_Exercise goal_
Report the lines of the data below that contain the string "value".

(Beginning of Provided records)

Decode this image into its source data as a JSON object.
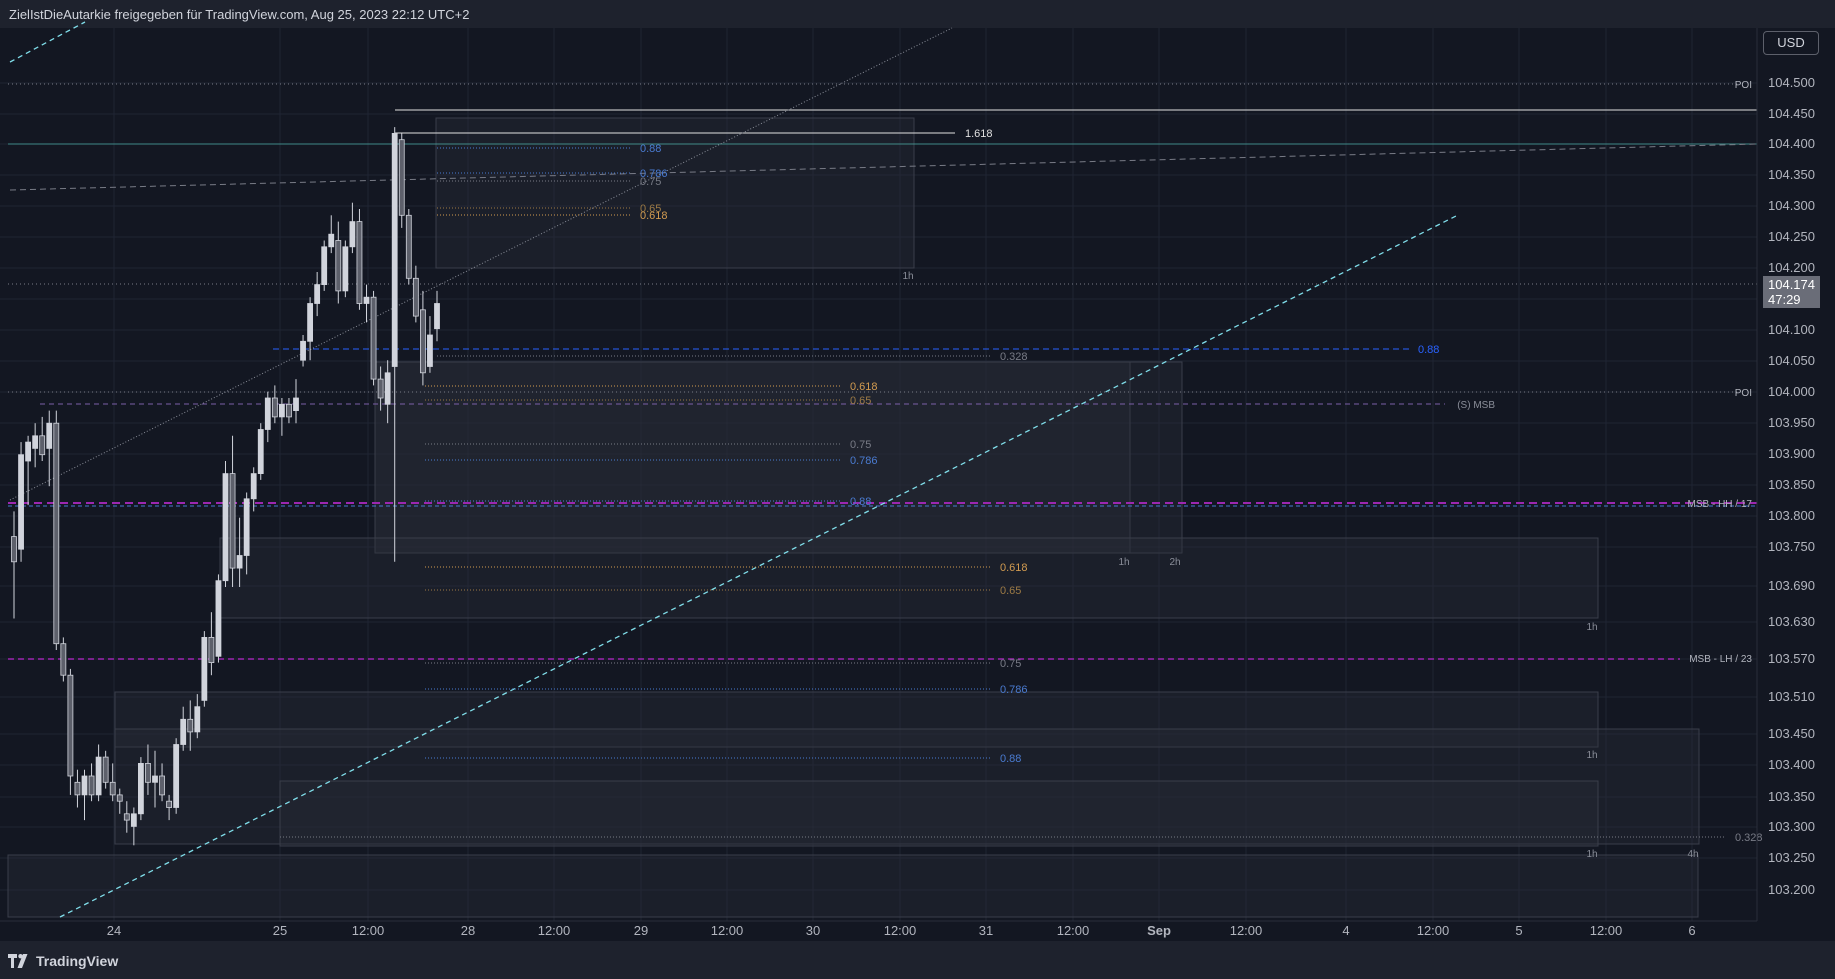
{
  "header": {
    "text": "ZielIstDieAutarkie freigegeben für TradingView.com, Aug 25, 2023 22:12 UTC+2"
  },
  "footer": {
    "brand": "TradingView"
  },
  "toolbar": {
    "currency": "USD"
  },
  "last_price": {
    "value": "104.174",
    "countdown": "47:29"
  },
  "colors": {
    "background": "#131722",
    "candle": "#d1d4dc",
    "fib_blue": "#4a7bd1",
    "fib_orange": "#d29b50",
    "fib_grey": "#787b86",
    "trendline": "#80deea",
    "msb_purple": "#9c27b0",
    "current_level_blue": "#2962ff"
  },
  "chart_data": {
    "type": "candlestick",
    "y_axis": {
      "ticks": [
        "104.500",
        "104.450",
        "104.400",
        "104.350",
        "104.300",
        "104.250",
        "104.200",
        "104.150",
        "104.100",
        "104.050",
        "104.000",
        "103.950",
        "103.900",
        "103.850",
        "103.800",
        "103.750",
        "103.690",
        "103.630",
        "103.570",
        "103.510",
        "103.450",
        "103.400",
        "103.350",
        "103.300",
        "103.250",
        "103.200"
      ],
      "range": [
        103.185,
        104.545
      ]
    },
    "x_axis": {
      "ticks": [
        "24",
        "25",
        "12:00",
        "28",
        "12:00",
        "29",
        "12:00",
        "30",
        "12:00",
        "31",
        "12:00",
        "Sep",
        "12:00",
        "4",
        "12:00",
        "5",
        "12:00",
        "6"
      ]
    },
    "candles": [
      {
        "o": 103.78,
        "h": 103.82,
        "l": 103.65,
        "c": 103.74
      },
      {
        "o": 103.76,
        "h": 103.93,
        "l": 103.74,
        "c": 103.91
      },
      {
        "o": 103.9,
        "h": 103.94,
        "l": 103.83,
        "c": 103.93
      },
      {
        "o": 103.92,
        "h": 103.96,
        "l": 103.89,
        "c": 103.94
      },
      {
        "o": 103.94,
        "h": 103.97,
        "l": 103.9,
        "c": 103.91
      },
      {
        "o": 103.92,
        "h": 103.98,
        "l": 103.86,
        "c": 103.96
      },
      {
        "o": 103.96,
        "h": 103.98,
        "l": 103.6,
        "c": 103.61
      },
      {
        "o": 103.61,
        "h": 103.62,
        "l": 103.55,
        "c": 103.56
      },
      {
        "o": 103.56,
        "h": 103.57,
        "l": 103.37,
        "c": 103.4
      },
      {
        "o": 103.39,
        "h": 103.41,
        "l": 103.35,
        "c": 103.37
      },
      {
        "o": 103.37,
        "h": 103.41,
        "l": 103.33,
        "c": 103.4
      },
      {
        "o": 103.4,
        "h": 103.42,
        "l": 103.36,
        "c": 103.37
      },
      {
        "o": 103.37,
        "h": 103.45,
        "l": 103.36,
        "c": 103.43
      },
      {
        "o": 103.43,
        "h": 103.44,
        "l": 103.38,
        "c": 103.39
      },
      {
        "o": 103.39,
        "h": 103.42,
        "l": 103.36,
        "c": 103.37
      },
      {
        "o": 103.37,
        "h": 103.38,
        "l": 103.34,
        "c": 103.36
      },
      {
        "o": 103.34,
        "h": 103.36,
        "l": 103.31,
        "c": 103.33
      },
      {
        "o": 103.32,
        "h": 103.35,
        "l": 103.29,
        "c": 103.34
      },
      {
        "o": 103.34,
        "h": 103.43,
        "l": 103.33,
        "c": 103.42
      },
      {
        "o": 103.42,
        "h": 103.45,
        "l": 103.37,
        "c": 103.39
      },
      {
        "o": 103.39,
        "h": 103.44,
        "l": 103.35,
        "c": 103.4
      },
      {
        "o": 103.4,
        "h": 103.42,
        "l": 103.36,
        "c": 103.37
      },
      {
        "o": 103.36,
        "h": 103.37,
        "l": 103.33,
        "c": 103.35
      },
      {
        "o": 103.35,
        "h": 103.46,
        "l": 103.34,
        "c": 103.45
      },
      {
        "o": 103.45,
        "h": 103.51,
        "l": 103.44,
        "c": 103.49
      },
      {
        "o": 103.49,
        "h": 103.52,
        "l": 103.44,
        "c": 103.47
      },
      {
        "o": 103.47,
        "h": 103.53,
        "l": 103.46,
        "c": 103.51
      },
      {
        "o": 103.52,
        "h": 103.63,
        "l": 103.51,
        "c": 103.62
      },
      {
        "o": 103.62,
        "h": 103.66,
        "l": 103.56,
        "c": 103.58
      },
      {
        "o": 103.59,
        "h": 103.72,
        "l": 103.58,
        "c": 103.71
      },
      {
        "o": 103.71,
        "h": 103.9,
        "l": 103.7,
        "c": 103.88
      },
      {
        "o": 103.88,
        "h": 103.94,
        "l": 103.7,
        "c": 103.73
      },
      {
        "o": 103.73,
        "h": 103.81,
        "l": 103.7,
        "c": 103.75
      },
      {
        "o": 103.75,
        "h": 103.85,
        "l": 103.72,
        "c": 103.84
      },
      {
        "o": 103.84,
        "h": 103.89,
        "l": 103.82,
        "c": 103.88
      },
      {
        "o": 103.88,
        "h": 103.96,
        "l": 103.87,
        "c": 103.95
      },
      {
        "o": 103.95,
        "h": 104.01,
        "l": 103.93,
        "c": 104.0
      },
      {
        "o": 104.0,
        "h": 104.02,
        "l": 103.96,
        "c": 103.97
      },
      {
        "o": 103.97,
        "h": 104.0,
        "l": 103.94,
        "c": 103.99
      },
      {
        "o": 103.99,
        "h": 104.0,
        "l": 103.96,
        "c": 103.97
      },
      {
        "o": 103.98,
        "h": 104.03,
        "l": 103.96,
        "c": 104.0
      },
      {
        "o": 104.06,
        "h": 104.1,
        "l": 104.05,
        "c": 104.09
      },
      {
        "o": 104.09,
        "h": 104.16,
        "l": 104.06,
        "c": 104.15
      },
      {
        "o": 104.15,
        "h": 104.2,
        "l": 104.13,
        "c": 104.18
      },
      {
        "o": 104.18,
        "h": 104.25,
        "l": 104.17,
        "c": 104.24
      },
      {
        "o": 104.24,
        "h": 104.29,
        "l": 104.23,
        "c": 104.26
      },
      {
        "o": 104.25,
        "h": 104.28,
        "l": 104.15,
        "c": 104.17
      },
      {
        "o": 104.17,
        "h": 104.25,
        "l": 104.16,
        "c": 104.24
      },
      {
        "o": 104.24,
        "h": 104.31,
        "l": 104.23,
        "c": 104.28
      },
      {
        "o": 104.28,
        "h": 104.3,
        "l": 104.14,
        "c": 104.15
      },
      {
        "o": 104.15,
        "h": 104.18,
        "l": 104.12,
        "c": 104.16
      },
      {
        "o": 104.16,
        "h": 104.17,
        "l": 104.02,
        "c": 104.03
      },
      {
        "o": 104.03,
        "h": 104.05,
        "l": 103.98,
        "c": 104.0
      },
      {
        "o": 103.99,
        "h": 104.06,
        "l": 103.96,
        "c": 104.04
      },
      {
        "o": 104.05,
        "h": 104.43,
        "l": 103.74,
        "c": 104.42
      },
      {
        "o": 104.41,
        "h": 104.42,
        "l": 104.27,
        "c": 104.29
      },
      {
        "o": 104.29,
        "h": 104.3,
        "l": 104.18,
        "c": 104.19
      },
      {
        "o": 104.19,
        "h": 104.21,
        "l": 104.12,
        "c": 104.13
      },
      {
        "o": 104.14,
        "h": 104.17,
        "l": 104.02,
        "c": 104.04
      },
      {
        "o": 104.05,
        "h": 104.13,
        "l": 104.04,
        "c": 104.1
      },
      {
        "o": 104.11,
        "h": 104.17,
        "l": 104.09,
        "c": 104.15
      }
    ],
    "horizontal_levels": [
      {
        "label": "POI",
        "value": 104.5
      },
      {
        "label": "POI",
        "value": 104.0
      },
      {
        "label": "(S) MSB",
        "value": 103.975
      },
      {
        "label": "MSB - HH / 17",
        "value": 103.818
      },
      {
        "label": "MSB - LH / 23",
        "value": 103.572
      }
    ],
    "fib_labels": [
      "1.618",
      "0.88",
      "0.786",
      "0.75",
      "0.65",
      "0.618",
      "0.328",
      "0.618",
      "0.65",
      "0.75",
      "0.786",
      "0.88",
      "0.618",
      "0.65",
      "0.75",
      "0.786",
      "0.88",
      "0.328"
    ],
    "zone_timeframes": [
      "1h",
      "1h",
      "2h",
      "1h",
      "1h",
      "1h",
      "4h"
    ]
  }
}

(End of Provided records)

_Response for this exercise_
    "value": "104.174",
        "value": 104.5
        "value": 104.0
        "value": 103.975
        "value": 103.818
        "value": 103.572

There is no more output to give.